Gauteng DestinationsJohannesburg Central, Johannesburg
Jo’burg’s inner city has had its share of stigma. The 1990s, after the Group Areas Act was scrapped, brought thousands of people who had been forbidden to live here, into the city centre, many of them immigrants from war torn African nations and others from surrounding black townships. Crime levels rose, the state of many buildings in Johannesburg’s centre deteriorated and business fled to the northern suburbs and Sandton. Johannesburg’s centre became a problem.
But government has been quick to revive the city centre. Drastic measures to reduce crime and a whole urban development effort, including a tax incentive scheme aimed at encouraging inner city renewal, are reviving the inner city.
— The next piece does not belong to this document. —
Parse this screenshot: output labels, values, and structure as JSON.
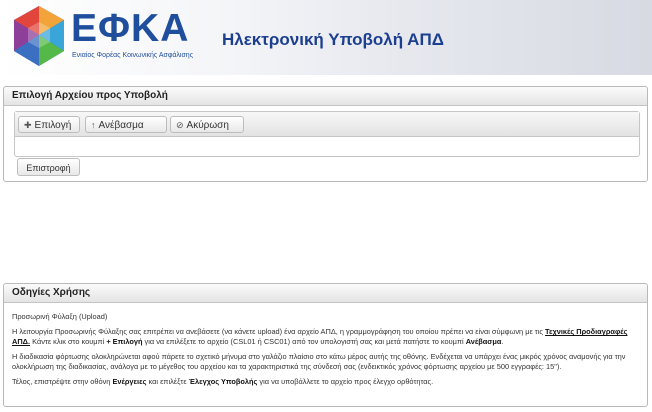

The beautiful arc that is the Nelson Mandela bridge, which leads across to the Market Theatre, touted as the city’s cultural focus, was just the beginning.
The draft inner city charter is incredibly ambitious and in its scope it commits to some 77 deadlines that will turn Jo’burg central into a safe, flourishing and liveable city. Included in these plans are 5000 short-term accommodation units and 50 000 affordable flats. Plans for more visible policing as well as the refurbishing of streets and the planting of trees to make the streets of Johannesburg walkable are also planned.
Johannesburg’s inner city is dynamic and things change by the minute. Whilst it may have been ‘off limits’ for the past decade, Newtown’s regeneration and private redevelopment of historical office buildings in the city’s financial district have combined to make elements of the city attractive. And there are other attractions like the planetarium and the Johannesburg Fort, a tour of the old prison fort where famous activists were held prisoner.